● **Stored data**:
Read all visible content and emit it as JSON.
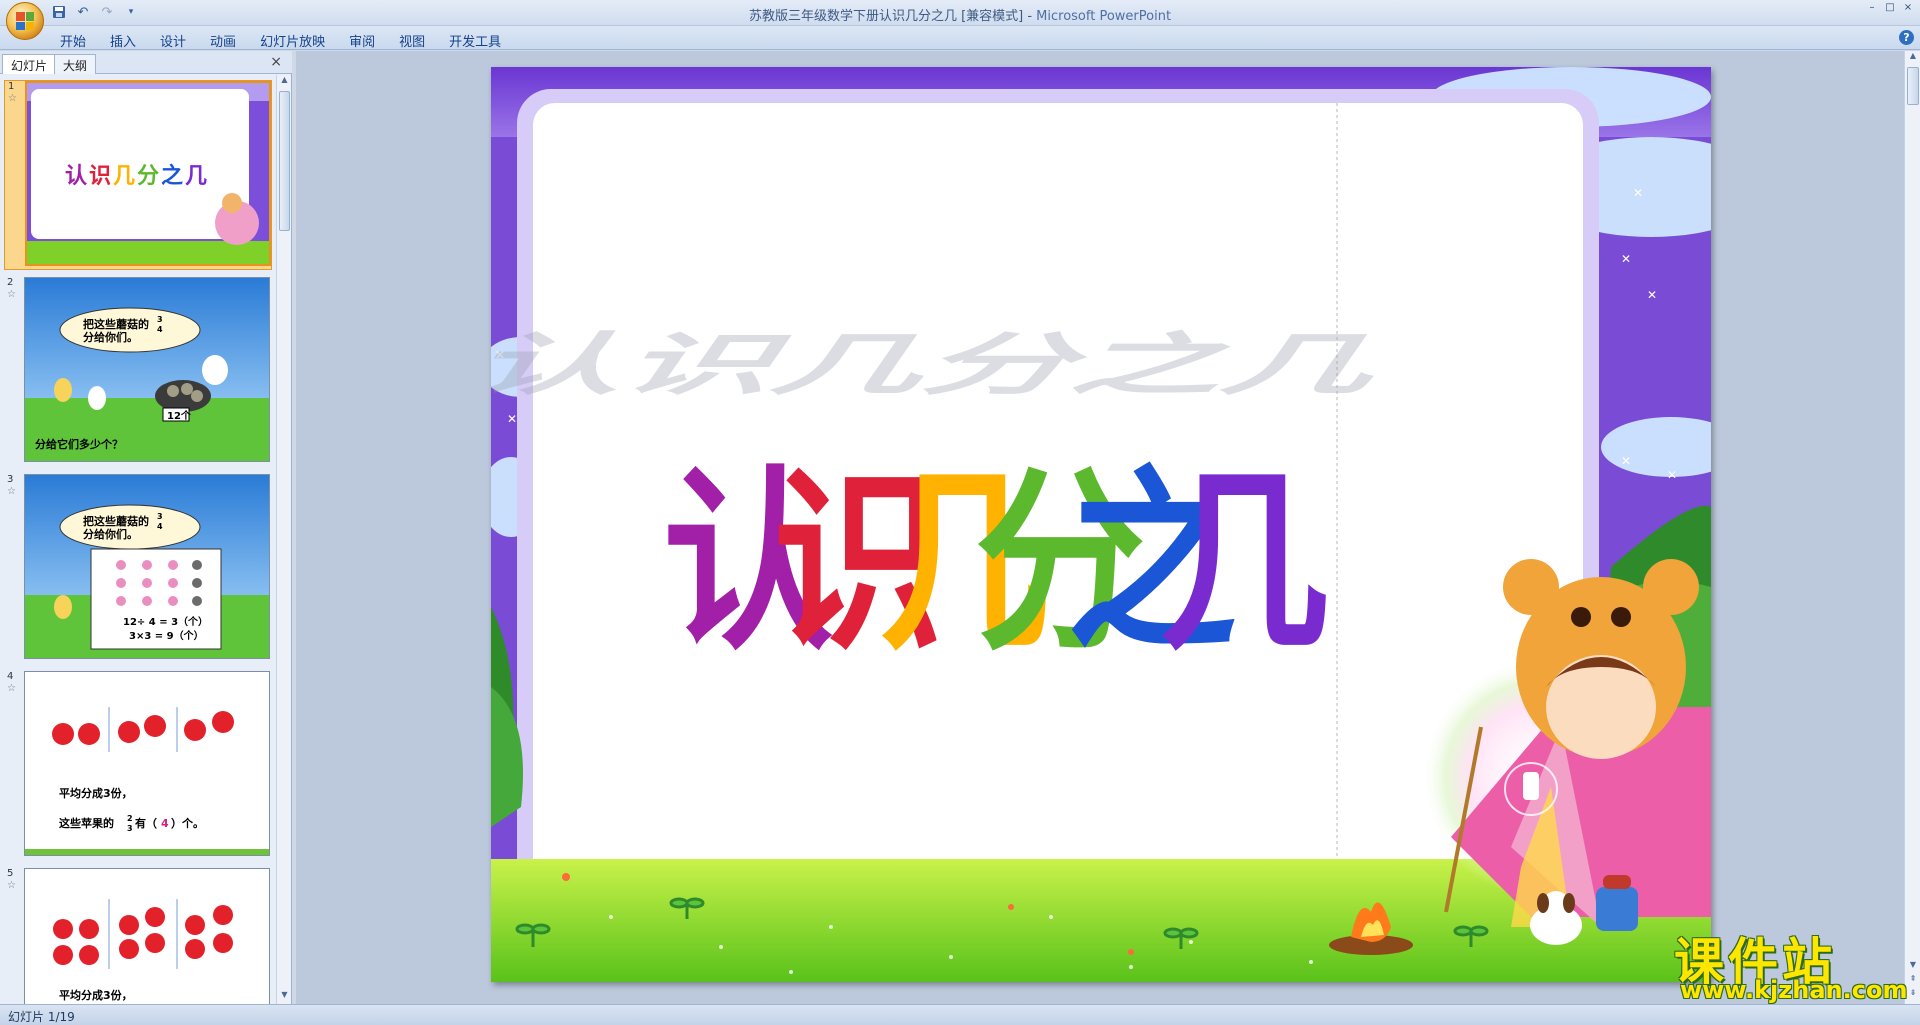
{
  "window": {
    "title": "苏教版三年级数学下册认识几分之几 [兼容模式] - ",
    "app_name": "Microsoft PowerPoint",
    "controls": [
      "–",
      "□",
      "×"
    ]
  },
  "quick_access": [
    "save-icon",
    "undo-icon",
    "redo-icon",
    "customize-icon"
  ],
  "ribbon": {
    "tabs": [
      "开始",
      "插入",
      "设计",
      "动画",
      "幻灯片放映",
      "审阅",
      "视图",
      "开发工具"
    ]
  },
  "left_panel": {
    "tabs": [
      "幻灯片",
      "大纲"
    ],
    "close": "×",
    "slides": [
      {
        "num": "1",
        "title": "认识几分之几"
      },
      {
        "num": "2",
        "bubble_line1": "把这些蘑菇的",
        "bubble_line2": "分给你们。",
        "frac_num": "3",
        "frac_den": "4",
        "count_label": "12个",
        "question": "分给它们多少个？"
      },
      {
        "num": "3",
        "bubble_line1": "把这些蘑菇的",
        "bubble_line2": "分给你们。",
        "frac_num": "3",
        "frac_den": "4",
        "calc1": "12÷ 4 = 3（个）",
        "calc2": "3×3 = 9（个）"
      },
      {
        "num": "4",
        "line1": "平均分成3份，",
        "line2_pre": "这些苹果的",
        "frac_num": "2",
        "frac_den": "3",
        "line2_post": "有（",
        "answer": "4",
        "line2_end": "）个。"
      },
      {
        "num": "5",
        "line1": "平均分成3份，"
      }
    ]
  },
  "slide_main": {
    "title_chars": [
      "认",
      "识",
      "几",
      "分",
      "之",
      "几"
    ],
    "title_colors": [
      "#a21fa8",
      "#e0213a",
      "#ffb300",
      "#5cb82c",
      "#1a56d6",
      "#7a2bd0"
    ]
  },
  "status": {
    "slide_indicator": "幻灯片 1/19"
  },
  "watermark": {
    "title": "课件站",
    "url": "www.kjzhan.com"
  }
}
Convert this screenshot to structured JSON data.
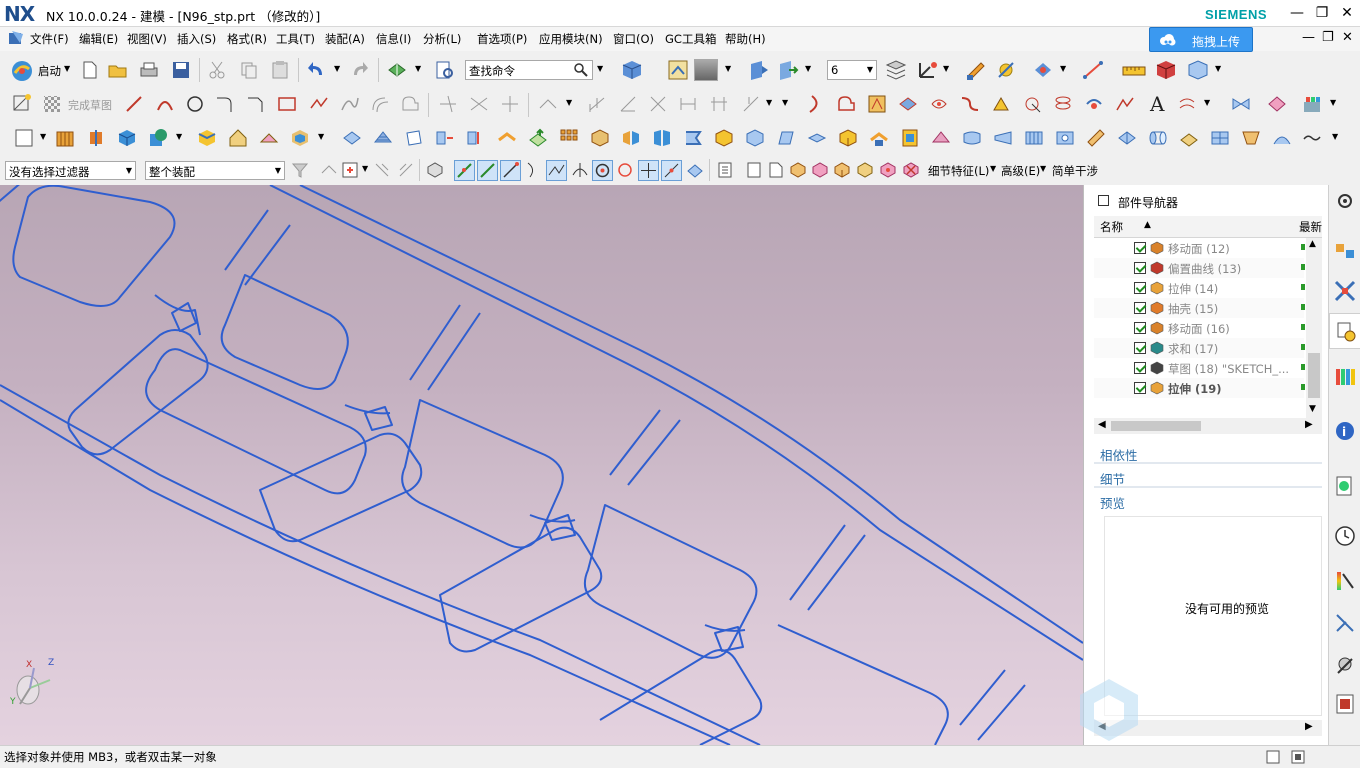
{
  "window": {
    "logo": "NX",
    "title": "NX 10.0.0.24 - 建模 - [N96_stp.prt （修改的）]",
    "brand": "SIEMENS",
    "controls": [
      "—",
      "❐",
      "✕"
    ]
  },
  "menubar": {
    "items": [
      "文件(F)",
      "编辑(E)",
      "视图(V)",
      "插入(S)",
      "格式(R)",
      "工具(T)",
      "装配(A)",
      "信息(I)",
      "分析(L)",
      "首选项(P)",
      "应用模块(N)",
      "窗口(O)",
      "GC工具箱",
      "帮助(H)"
    ],
    "upload_button": "拖拽上传",
    "mdi_controls": [
      "—",
      "❐",
      "✕"
    ]
  },
  "toolbar1": {
    "start_label": "启动",
    "search_placeholder": "查找命令",
    "layer_value": "6"
  },
  "toolbar2": {
    "finish_sketch": "完成草图"
  },
  "toolbar4": {
    "filter_value": "没有选择过滤器",
    "assembly_value": "整个装配",
    "detail_feature": "细节特征(L)",
    "advanced": "高级(E)",
    "simple_interference": "简单干涉"
  },
  "viewport": {
    "triad": {
      "x": "X",
      "y": "Y",
      "z": "Z"
    }
  },
  "navigator": {
    "title": "部件导航器",
    "col_name": "名称",
    "col_latest": "最新",
    "rows": [
      {
        "label": "移动面 (12)",
        "icon": "move-face-icon",
        "color": "#d9822b",
        "active": false
      },
      {
        "label": "偏置曲线 (13)",
        "icon": "offset-curve-icon",
        "color": "#c0392b",
        "active": false
      },
      {
        "label": "拉伸 (14)",
        "icon": "extrude-icon",
        "color": "#e8a23a",
        "active": false
      },
      {
        "label": "抽壳 (15)",
        "icon": "shell-icon",
        "color": "#e07b2a",
        "active": false
      },
      {
        "label": "移动面 (16)",
        "icon": "move-face-icon",
        "color": "#d9822b",
        "active": false
      },
      {
        "label": "求和 (17)",
        "icon": "unite-icon",
        "color": "#2a8a8a",
        "active": false
      },
      {
        "label": "草图 (18) \"SKETCH_...",
        "icon": "sketch-icon",
        "color": "#444444",
        "active": false
      },
      {
        "label": "拉伸 (19)",
        "icon": "extrude-icon",
        "color": "#e8a23a",
        "active": true
      }
    ],
    "sections": [
      "相依性",
      "细节",
      "预览"
    ],
    "preview_empty": "没有可用的预览"
  },
  "statusbar": {
    "prompt": "选择对象并使用 MB3，或者双击某一对象"
  },
  "colors": {
    "accent": "#3b99f0",
    "curve": "#2f5ecf",
    "section_text": "#2e6ea6"
  }
}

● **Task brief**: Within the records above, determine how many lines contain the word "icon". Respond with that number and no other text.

● **Reply**: 12